Sure enough, the administration called a meeting for Friday about the “misunderstanding.” We were then instructed: When in Rome, do as the Romans do. We were also told the appropriate procedure for rescheduling class and to be more careful in the future. We took this opportunity to talk about the level of communication between the administration and us. We explained that we would appreciate it if we were told things more than a few days in advance and that if one of us was told something that does not mean that all of us know about it. It was actually a very good meeting and we talked about a lot of important things that we had previously all been confused about. The meeting also allowed the administration to save face and reestablish their authority, which is important in China. I understand where they were coming from and respect their right to authority. I just do not agree that being upset with us over Christmas Day is how they should choose to show it. Funny enough, they did not care about the fact that Kelsey had cancelled all of her Thursday classes or that I had cancelled all of my Monday class, just the Tuesday ones.
We then had a dinner Sunday night with all of our administrators at a local restaurant. It was a great deal of fun and all of our superiors got quite drunk. It is a rule that they must toast to everyone in the room and the poor gentlemen were drinking bai jiu[i]. As a woman, I do not have to drink bai jiu, but as a Western woman I am expected to drink beer.

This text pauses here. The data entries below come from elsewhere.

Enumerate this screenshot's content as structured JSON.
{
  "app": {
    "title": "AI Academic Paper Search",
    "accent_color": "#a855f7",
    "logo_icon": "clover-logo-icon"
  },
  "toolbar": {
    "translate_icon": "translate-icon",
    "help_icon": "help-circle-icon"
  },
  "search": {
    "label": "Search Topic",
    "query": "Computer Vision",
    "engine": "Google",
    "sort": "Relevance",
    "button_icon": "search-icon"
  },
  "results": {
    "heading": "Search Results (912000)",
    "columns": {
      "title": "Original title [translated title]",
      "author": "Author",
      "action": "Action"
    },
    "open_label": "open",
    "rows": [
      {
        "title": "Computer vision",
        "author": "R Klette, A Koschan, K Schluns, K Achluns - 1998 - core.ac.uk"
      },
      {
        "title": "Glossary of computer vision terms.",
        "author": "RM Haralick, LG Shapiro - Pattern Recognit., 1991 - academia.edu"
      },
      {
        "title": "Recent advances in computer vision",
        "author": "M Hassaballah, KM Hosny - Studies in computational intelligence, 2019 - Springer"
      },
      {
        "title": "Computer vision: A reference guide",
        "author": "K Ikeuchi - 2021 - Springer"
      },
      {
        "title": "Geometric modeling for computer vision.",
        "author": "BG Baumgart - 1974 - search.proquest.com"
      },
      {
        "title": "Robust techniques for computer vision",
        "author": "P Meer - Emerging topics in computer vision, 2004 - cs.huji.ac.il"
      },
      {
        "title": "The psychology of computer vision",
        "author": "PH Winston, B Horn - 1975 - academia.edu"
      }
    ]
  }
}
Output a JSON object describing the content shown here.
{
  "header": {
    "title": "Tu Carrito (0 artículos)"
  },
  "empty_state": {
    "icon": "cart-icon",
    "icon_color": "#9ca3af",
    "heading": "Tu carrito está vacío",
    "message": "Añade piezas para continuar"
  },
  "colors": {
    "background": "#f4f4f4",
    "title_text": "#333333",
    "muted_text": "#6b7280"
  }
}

Luckily, I can sip and I don’t have to ganbei (bottoms up). The men frequently do and they are obligated to drink. We all quickly made amends and got to know and respect each other more. I have to say, I am rather fond of our department and I hope that I can witness many more dinners. I will certainly work harder to communicate better with them in the future and discuss my cancellation plans with them well in advance. However, I hope that they have learned something about us too and I certainly hope that they have learned to leave Christmas alone.
[i] Bai jiu is a terrible invention. At first, I thought that it was like a Chinese version of vodka, but no, even the cheapest vodka in a plastic bottle from sketchy gas station is better than bai jiu. It is really strong. It ranges from 60-100 proof and I am fairly certain parts of the United States, especially during the era of prohibition, would recognize it as moon shine. Be forewarned, even the British boys from New Castle -who drink quite a lot and quite often-can’t drink too much bai jiu.